Right now, River’s Edge is developing about 25 acres of property along the Spokane River in Coeur d’Alene. The project entails the construction of 384 apartment units, as well as a storage facility and 28 single-family homes. The project has been approved by the City of Coeur d’Alene on a site located south of Seltice Way between Atlas Road to the East, and the U.S. Bank Call Center to the West.

In the coming months, River’s Edge will be asking the City of Coeur d’Alene to revisit the approval, and to rezone all of the property, which is currently a mix of commercial and residential, to all residential use. The changes that are part of the proposal will allow River’s Edge to expand housing opportunities on the property in place of the storage units and single family homes. More critically, however, it will also provide a significant public benefit in the form of a 40-foot public access trail along the riverfront. This includes a public biking and walking trail, as well as public beach facilities, tables, and viewing and seating areas for people to enjoy Spokane River views.

We anticipate that these changes will be a welcome modification of the plan for local residents, who expressed disappointment that the present plan does not provide enough public access to the river. However, we are also aware that some residents of Coeur d’Alene who objected to the project opposed it not so much on the basis of the project itself, but in general opposition to increased development and growth in Coeur d’Alene. We would also like to address some of those concerns.


Is Coeur d’Alene’s Growth Good?

For starters, we do acknowledge that this frustration is somewhat understandable. The Coeur d’Alene area is experiencing a marked growth in population. However, the growth in the community is not as dramatic or drastic as it may appear. A graph of Coeur d’Alene’s growth shows that population trends have remained fairly steady and constant since about the 1970’s. The fact is, Coeur d’Alene is simply a desirable place to live.

We believe the idea that growth should be a cause for alarm is really a question of perspective.
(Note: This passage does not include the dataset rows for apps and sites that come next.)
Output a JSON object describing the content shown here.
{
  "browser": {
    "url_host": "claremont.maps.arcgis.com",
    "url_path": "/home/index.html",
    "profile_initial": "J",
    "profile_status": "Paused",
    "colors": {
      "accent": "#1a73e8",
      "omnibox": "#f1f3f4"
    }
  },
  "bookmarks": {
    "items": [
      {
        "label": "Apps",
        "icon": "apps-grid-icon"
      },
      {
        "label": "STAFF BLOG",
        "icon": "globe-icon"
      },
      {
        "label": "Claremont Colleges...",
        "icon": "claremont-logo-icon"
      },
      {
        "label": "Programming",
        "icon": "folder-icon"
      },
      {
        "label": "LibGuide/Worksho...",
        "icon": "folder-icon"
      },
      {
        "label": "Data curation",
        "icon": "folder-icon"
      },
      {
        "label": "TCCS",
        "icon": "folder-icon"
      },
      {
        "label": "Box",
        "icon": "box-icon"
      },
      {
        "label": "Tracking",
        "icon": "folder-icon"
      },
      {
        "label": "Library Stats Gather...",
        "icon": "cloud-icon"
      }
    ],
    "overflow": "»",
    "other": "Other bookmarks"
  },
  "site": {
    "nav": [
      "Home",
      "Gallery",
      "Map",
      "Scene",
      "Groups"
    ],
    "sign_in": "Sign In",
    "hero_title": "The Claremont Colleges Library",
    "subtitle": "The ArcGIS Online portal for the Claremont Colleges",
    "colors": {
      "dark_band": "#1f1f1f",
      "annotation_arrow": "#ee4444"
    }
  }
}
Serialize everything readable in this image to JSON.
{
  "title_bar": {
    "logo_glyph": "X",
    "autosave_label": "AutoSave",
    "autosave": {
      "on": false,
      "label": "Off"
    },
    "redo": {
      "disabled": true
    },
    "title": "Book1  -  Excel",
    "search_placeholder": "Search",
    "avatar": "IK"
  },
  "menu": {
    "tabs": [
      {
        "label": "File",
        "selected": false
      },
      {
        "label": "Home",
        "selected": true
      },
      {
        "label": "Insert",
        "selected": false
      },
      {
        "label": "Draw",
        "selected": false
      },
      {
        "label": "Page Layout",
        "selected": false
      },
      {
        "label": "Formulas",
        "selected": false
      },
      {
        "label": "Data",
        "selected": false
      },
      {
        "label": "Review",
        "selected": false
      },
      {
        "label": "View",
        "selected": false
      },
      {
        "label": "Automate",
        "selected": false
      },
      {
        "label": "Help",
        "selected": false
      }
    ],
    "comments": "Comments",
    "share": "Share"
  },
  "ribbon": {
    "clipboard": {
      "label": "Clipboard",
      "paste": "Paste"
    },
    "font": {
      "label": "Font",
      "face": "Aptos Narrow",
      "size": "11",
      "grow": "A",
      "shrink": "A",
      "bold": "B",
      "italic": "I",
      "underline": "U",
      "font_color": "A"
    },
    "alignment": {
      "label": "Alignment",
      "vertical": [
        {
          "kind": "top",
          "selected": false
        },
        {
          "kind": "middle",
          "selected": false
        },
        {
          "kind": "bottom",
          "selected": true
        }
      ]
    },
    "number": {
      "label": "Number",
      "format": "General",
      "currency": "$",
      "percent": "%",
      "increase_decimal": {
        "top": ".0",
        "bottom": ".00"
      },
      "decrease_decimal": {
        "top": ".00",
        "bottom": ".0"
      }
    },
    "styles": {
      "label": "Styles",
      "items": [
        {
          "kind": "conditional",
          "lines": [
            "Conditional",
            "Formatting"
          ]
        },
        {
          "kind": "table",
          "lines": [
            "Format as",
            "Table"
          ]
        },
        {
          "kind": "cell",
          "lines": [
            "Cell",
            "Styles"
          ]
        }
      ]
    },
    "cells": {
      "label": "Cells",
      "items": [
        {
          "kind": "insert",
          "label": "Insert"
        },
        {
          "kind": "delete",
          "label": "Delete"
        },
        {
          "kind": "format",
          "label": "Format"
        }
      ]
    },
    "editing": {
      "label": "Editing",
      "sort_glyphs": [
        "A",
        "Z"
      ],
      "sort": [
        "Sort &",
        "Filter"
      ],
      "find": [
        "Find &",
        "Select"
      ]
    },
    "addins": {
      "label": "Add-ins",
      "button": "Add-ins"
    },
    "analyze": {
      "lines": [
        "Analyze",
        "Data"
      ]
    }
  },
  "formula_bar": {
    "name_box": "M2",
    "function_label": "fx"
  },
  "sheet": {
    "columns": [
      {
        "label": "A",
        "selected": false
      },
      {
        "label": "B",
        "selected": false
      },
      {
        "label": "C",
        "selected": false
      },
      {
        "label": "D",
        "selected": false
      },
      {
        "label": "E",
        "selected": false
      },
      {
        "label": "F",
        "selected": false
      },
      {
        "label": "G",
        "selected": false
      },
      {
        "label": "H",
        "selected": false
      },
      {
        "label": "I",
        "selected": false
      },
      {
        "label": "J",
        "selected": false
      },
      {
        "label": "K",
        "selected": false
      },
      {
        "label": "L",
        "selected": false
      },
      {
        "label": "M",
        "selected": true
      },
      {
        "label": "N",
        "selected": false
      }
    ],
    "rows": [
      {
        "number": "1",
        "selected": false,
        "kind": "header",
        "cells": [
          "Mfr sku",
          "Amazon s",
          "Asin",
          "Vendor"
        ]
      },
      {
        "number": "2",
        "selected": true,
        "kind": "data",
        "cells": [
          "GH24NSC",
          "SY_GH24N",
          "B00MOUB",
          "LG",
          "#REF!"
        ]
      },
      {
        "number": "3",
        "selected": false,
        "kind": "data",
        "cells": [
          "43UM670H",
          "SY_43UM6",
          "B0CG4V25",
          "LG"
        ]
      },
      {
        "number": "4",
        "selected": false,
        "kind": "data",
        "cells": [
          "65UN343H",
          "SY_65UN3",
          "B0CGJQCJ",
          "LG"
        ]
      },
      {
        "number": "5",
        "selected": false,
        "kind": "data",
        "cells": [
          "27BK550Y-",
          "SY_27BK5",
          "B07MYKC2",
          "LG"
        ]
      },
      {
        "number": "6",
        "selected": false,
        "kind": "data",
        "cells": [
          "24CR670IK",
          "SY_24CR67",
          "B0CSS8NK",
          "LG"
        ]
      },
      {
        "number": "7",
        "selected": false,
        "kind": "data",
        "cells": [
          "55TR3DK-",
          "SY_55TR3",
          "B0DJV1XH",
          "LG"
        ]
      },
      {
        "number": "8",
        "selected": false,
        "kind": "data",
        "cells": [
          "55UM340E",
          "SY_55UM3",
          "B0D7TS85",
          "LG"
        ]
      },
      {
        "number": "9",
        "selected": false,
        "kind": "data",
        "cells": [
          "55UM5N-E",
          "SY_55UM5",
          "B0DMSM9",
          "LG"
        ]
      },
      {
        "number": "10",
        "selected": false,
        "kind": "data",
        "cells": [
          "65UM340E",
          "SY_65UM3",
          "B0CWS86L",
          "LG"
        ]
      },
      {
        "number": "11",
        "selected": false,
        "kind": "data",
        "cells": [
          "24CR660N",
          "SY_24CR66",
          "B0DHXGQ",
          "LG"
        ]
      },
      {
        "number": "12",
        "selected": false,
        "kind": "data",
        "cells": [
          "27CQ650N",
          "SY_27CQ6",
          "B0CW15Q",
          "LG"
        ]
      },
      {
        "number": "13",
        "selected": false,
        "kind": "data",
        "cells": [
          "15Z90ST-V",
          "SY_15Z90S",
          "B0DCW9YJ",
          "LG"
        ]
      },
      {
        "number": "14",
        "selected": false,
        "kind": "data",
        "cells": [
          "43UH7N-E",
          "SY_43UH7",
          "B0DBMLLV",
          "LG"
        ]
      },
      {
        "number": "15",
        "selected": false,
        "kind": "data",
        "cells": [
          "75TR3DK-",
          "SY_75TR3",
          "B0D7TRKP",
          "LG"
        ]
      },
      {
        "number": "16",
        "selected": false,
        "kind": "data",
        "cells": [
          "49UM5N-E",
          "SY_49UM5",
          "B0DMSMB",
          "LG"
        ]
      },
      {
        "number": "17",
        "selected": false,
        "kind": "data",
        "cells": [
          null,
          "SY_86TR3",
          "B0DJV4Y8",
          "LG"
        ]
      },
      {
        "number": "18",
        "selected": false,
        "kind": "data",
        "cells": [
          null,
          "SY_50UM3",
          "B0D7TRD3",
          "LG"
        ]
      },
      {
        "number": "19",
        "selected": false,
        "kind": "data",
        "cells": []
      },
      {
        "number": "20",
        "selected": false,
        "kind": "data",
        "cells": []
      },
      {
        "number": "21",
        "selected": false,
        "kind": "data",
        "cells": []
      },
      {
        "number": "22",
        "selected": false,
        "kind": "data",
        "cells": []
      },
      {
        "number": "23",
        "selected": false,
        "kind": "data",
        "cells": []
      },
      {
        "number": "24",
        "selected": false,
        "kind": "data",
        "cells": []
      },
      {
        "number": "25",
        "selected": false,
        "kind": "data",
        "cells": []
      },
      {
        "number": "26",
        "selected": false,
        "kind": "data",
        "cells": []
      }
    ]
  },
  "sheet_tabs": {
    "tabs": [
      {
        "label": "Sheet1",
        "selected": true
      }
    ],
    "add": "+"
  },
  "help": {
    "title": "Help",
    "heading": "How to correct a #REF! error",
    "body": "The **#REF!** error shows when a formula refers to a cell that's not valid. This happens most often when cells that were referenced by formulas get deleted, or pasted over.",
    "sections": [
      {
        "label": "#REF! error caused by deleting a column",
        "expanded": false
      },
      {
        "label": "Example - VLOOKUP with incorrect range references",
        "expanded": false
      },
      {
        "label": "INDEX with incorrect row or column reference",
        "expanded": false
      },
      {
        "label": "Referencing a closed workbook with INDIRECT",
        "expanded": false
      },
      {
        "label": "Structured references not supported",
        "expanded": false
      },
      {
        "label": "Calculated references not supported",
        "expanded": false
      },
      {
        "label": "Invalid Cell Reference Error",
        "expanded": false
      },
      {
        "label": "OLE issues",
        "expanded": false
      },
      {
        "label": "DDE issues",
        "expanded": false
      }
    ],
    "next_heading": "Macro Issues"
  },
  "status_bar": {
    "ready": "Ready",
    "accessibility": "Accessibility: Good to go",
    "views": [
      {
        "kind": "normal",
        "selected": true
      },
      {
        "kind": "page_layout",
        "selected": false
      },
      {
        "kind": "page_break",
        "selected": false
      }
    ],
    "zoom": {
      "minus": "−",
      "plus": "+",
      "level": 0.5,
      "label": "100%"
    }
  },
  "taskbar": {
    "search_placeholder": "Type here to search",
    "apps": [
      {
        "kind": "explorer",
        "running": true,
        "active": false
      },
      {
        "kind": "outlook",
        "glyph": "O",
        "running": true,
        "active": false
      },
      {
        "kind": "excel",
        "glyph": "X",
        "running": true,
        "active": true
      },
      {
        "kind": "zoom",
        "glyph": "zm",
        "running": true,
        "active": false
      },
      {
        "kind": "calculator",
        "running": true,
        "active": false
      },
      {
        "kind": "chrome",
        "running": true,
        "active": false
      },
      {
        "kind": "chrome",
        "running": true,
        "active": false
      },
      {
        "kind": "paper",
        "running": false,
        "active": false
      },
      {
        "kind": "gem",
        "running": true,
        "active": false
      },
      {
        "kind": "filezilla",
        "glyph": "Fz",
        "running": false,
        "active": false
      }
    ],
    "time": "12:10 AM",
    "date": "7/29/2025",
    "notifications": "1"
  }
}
Certainly, it is understandable that people who appreciate Coeur d’Alene’s character do not welcome changes that may be detrimental to that character. But at the same time, the area’s growth is a testament to all the things that Coeur d’Alene and Northern Idaho get right: its healthy outdoor lifestyle, its unmatched natural beauty, its friendly people, and its self-reliant, can-do, independent and freedom-loving spirit! 

In short, all the reasons for Coeur d’Alene’s growth are things that should be celebrated. The fact that people outside the region find these things attractive enough to relocate here should hearten the local community. Since the character of the area is its salient feature, locals should have some confidence that the people moving to the area are probably willing to uphold the values that make Coeur d’Alene such a desirable place to live.

It should also be remembered that much of the growth here is organic: those who grew up here want to stay here and raise their own families. That is a good thing. The community should do what it can to enable the people who grew up here to put down their own roots and continue to live and thrive here. 


What Are the Alternatives?

While people can lament the growth of the Coeur d’Alene area, opposing growth does not really resolve the problem of growth that people object to. It will not preserve the city’s character or keep “outsiders” out. Experience shows that limiting growth will not improve things for the existing local population; in many ways, it will further spur unwelcome changes.

We have already seen housing prices climb dramatically in the last two years. This is great for people who sell, but not so great for people who buy . . . unless they have deep pockets. And, as we have seen, many of the deep pockets are not the local population, but people from outside the area. If housing supply is limited, house prices and rental rates climb. Other concerns include locals being motivated to sell at the top of the market and move out of the area. Similarly, their children may not be able to afford to buy or even rent. So, instead of growth, the result is displacement of the local population, and the consequent loss of the people who give this area the character that it has.

Despite many people resenting growth, it is something the community should be thankful for. Many parts of the country are experiencing declines right now: house prices dropping, communities being deserted, jobs disappearing. For us, growth means employment and economic vitality, which will benefit the area in terms of resources and opportunities.

Certainly, the River’s Edge developers have a financial objective in advancing the River’s Edge project, but our success ultimately depends on creating something that fills a need and that attracts a willing market. Our goal is to make River’s Edge a welcome addition to Coeur d’Alene for both prospective tenants as well as the people who are already invested in the community.  To this end, we have made changes to the plan that we believe will improve the quality of life for all stakeholders.

The new riverfront esplanade is an ideal way to make River’s Edge a more attractive place to live, and a space where locals can mingle, meet, play, and relax. We hope to make it a recreational destination within easy walking distance of both our apartment residents as well as local neighbors.

For more information about the River’s Edge riverfront esplanade proposal, please review the maps and details on our website. We hope you will support these changes, and will add your voice to the public discussion, urging the City of Coeur d’Alene to adopt our proposal.